March 25, 2014 – The poor quality of Malaysia’s education system is more worrying than the level of debt in its households, said a World Bank senior economist here today. This is because the country’s substandard education system would affect the pool of skilled talent it needs to grow its economy to become a high income nation, while high household debt is not necessarily a problem if the economy continues to grow and citizens are gainfully employed. Dr Frederico Gil Sander, who is senior economist for Malaysia, said Malaysians should be “alarmed” that their children were doing worse in school than children in Vietnam, a country that is poorer than Malaysia.
“Rural Vietnamese students do better than Malaysian students,” said Sander, when met a forum that is part of the Global Malaysia series organised by the Economic Transformation Programme. Sander was referring to a world student perfomance assessment test called PISA which had measured how students in 65 countries did in mathematics, science and reading. According to PISA’s 2012 results Malaysian students scored below average or ranked 52 out 65. In contrast, Vietnamese students ranked 17 out of 65.
Malaysia’s poor PISA results spotlighted the weakness of Malaysia’s school system, despite the fact that education gets the largest share of funds every year from the national budget. Critics have pointed out that the PISA results contradicted the government’s insistence that Malaysia had a world class education system. Critics have also questioned the real worth of the Sijil Pelajaran Malaysia (SPM) which produces many students who scored As, but who can’t compete with their peers from Singapore, China and Taiwan.

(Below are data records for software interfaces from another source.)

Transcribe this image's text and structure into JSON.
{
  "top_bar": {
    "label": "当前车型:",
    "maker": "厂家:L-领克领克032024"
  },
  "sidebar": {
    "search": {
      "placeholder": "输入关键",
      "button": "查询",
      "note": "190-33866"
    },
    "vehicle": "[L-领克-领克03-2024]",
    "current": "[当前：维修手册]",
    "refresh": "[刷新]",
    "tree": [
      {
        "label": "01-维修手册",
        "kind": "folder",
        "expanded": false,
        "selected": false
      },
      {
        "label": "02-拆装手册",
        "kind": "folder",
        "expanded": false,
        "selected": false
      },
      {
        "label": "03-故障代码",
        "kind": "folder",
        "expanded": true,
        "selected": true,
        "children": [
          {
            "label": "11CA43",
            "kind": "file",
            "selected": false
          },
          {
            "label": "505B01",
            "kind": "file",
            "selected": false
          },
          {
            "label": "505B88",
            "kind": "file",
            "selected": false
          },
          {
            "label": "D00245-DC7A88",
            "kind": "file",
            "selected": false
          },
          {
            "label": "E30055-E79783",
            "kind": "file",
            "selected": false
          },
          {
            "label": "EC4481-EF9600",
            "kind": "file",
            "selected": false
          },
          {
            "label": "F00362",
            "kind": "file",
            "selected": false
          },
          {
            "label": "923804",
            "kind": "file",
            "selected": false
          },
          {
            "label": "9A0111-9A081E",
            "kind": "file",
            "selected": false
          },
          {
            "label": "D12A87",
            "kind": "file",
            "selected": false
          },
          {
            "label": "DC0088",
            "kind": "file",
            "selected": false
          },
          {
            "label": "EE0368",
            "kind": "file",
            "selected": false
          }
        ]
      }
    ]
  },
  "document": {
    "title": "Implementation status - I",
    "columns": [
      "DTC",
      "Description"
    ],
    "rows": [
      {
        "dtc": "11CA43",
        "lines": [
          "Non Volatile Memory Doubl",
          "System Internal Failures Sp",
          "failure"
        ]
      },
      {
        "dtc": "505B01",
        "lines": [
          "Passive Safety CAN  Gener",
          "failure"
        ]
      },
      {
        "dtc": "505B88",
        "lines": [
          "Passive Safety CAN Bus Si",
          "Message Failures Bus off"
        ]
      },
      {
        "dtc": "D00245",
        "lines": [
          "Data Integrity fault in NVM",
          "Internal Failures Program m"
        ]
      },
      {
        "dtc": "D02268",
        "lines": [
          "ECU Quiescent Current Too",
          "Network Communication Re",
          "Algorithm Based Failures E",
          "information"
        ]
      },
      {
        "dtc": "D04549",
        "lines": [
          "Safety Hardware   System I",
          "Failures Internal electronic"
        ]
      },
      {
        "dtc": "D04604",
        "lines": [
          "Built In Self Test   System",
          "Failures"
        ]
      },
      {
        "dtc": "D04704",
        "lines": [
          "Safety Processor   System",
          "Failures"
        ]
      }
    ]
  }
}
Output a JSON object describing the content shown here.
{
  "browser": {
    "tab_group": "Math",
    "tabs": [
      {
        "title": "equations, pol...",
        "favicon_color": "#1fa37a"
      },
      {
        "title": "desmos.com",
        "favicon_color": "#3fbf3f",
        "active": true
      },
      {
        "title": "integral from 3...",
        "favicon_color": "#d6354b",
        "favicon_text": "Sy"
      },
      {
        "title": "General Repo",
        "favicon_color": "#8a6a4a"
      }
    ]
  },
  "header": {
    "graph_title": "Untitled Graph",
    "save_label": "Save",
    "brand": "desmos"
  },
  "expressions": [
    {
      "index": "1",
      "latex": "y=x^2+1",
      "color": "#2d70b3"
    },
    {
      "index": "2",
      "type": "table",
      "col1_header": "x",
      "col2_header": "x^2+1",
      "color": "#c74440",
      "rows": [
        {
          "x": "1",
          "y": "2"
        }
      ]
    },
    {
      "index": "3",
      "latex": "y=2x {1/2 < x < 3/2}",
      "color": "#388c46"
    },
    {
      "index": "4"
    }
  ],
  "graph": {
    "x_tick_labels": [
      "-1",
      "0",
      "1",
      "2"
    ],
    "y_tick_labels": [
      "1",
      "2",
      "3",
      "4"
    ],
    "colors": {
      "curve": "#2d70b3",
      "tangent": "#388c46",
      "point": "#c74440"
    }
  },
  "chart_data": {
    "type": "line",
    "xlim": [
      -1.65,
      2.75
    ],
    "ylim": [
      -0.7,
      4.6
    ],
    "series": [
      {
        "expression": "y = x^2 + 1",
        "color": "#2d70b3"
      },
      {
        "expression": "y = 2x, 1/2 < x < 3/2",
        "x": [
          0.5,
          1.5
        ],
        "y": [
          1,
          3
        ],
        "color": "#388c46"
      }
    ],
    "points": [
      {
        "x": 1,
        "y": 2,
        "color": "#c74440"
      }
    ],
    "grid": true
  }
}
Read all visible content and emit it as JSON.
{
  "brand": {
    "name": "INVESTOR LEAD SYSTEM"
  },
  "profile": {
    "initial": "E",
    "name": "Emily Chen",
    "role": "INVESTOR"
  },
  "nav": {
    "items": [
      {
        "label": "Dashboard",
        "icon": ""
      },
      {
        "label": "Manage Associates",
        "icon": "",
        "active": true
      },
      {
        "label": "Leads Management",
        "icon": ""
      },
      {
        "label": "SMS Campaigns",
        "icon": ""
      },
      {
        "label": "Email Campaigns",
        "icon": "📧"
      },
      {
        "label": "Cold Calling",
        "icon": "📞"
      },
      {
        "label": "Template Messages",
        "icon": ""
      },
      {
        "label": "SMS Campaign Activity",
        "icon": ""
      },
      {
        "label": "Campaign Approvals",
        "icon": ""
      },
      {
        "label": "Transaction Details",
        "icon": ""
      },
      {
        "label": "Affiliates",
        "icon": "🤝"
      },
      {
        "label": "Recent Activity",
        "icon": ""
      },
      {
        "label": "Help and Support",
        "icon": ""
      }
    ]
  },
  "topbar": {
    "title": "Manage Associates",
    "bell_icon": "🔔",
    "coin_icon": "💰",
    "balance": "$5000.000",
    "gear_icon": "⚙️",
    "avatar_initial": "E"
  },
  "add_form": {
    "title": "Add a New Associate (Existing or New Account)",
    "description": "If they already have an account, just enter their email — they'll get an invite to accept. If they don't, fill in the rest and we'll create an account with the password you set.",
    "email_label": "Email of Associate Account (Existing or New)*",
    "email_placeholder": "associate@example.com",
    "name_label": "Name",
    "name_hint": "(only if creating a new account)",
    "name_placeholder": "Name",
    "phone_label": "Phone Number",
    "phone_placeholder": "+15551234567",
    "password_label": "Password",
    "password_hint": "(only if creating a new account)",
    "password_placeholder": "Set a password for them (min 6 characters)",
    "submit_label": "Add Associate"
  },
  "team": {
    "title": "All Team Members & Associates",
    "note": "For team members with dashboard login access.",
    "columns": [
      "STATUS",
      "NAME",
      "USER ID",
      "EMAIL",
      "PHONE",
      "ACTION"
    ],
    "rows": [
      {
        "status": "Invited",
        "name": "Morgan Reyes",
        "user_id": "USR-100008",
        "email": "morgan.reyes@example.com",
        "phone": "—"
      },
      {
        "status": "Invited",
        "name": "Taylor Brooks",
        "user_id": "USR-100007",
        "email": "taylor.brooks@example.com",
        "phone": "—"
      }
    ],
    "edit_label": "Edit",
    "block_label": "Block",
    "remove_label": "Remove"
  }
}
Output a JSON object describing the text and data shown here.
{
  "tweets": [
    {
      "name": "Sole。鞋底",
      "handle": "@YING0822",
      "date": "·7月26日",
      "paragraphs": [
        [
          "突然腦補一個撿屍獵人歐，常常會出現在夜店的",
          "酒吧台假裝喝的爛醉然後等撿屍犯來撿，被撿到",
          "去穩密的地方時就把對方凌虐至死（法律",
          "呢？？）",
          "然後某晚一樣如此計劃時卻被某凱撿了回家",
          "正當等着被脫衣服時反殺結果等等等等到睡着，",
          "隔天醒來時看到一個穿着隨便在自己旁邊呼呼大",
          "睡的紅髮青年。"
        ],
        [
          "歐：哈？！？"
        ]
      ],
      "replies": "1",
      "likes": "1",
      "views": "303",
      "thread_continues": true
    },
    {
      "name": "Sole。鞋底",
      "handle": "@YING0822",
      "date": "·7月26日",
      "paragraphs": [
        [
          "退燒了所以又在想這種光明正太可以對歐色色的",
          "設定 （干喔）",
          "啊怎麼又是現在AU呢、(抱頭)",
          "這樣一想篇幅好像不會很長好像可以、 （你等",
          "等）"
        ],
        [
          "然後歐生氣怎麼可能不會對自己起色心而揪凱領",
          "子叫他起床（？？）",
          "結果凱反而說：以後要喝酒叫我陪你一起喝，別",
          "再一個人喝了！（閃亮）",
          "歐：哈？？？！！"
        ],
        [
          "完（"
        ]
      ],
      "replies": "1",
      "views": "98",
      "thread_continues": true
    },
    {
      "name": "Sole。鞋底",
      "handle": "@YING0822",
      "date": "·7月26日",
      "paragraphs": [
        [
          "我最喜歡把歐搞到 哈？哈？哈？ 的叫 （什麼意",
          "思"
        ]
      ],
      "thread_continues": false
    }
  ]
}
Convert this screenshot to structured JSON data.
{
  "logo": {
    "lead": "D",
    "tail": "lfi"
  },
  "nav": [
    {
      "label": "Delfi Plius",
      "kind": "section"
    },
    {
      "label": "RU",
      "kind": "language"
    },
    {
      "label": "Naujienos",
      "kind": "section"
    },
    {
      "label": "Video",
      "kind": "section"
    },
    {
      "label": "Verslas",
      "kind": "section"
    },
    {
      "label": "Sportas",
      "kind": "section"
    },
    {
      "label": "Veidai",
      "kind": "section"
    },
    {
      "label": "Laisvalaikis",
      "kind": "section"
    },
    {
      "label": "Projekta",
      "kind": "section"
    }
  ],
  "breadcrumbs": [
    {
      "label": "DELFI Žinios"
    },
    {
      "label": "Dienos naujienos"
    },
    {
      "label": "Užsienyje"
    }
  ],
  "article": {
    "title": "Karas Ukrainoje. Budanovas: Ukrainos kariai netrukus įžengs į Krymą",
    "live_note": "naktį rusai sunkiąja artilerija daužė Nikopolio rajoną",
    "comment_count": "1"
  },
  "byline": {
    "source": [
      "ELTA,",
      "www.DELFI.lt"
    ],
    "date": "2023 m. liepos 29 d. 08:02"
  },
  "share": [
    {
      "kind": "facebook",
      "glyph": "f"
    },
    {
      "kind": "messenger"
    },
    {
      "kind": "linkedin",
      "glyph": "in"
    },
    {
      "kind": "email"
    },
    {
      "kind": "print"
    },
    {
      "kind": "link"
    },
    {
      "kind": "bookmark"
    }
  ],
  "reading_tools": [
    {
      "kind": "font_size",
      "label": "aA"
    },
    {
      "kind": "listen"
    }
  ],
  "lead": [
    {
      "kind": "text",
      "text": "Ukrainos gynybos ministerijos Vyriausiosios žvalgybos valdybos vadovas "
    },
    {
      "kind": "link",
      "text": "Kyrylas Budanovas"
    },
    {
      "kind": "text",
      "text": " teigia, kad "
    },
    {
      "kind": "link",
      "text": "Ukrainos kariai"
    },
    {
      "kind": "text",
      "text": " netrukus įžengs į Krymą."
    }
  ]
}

Gil Sander said an efficient education system should be decentralised to give more power to schools to make their own decisions based on their local circumstances. “At the same time, parents should be provided with information on the performance of each school in their area so that they can send their children to the best schools,” he said. On the other hand, Gil Sander claimed that Malaysia’s rate of household debt is not nessarily bad, so long as the economy keeps growing and incomes keep rising. “Low levels of debt could be an indicator of no access to finance, but if a person borrows money to buy a car to go to a good job, that is not a bad thing. “The important thing is that salaries keep rising,” he said.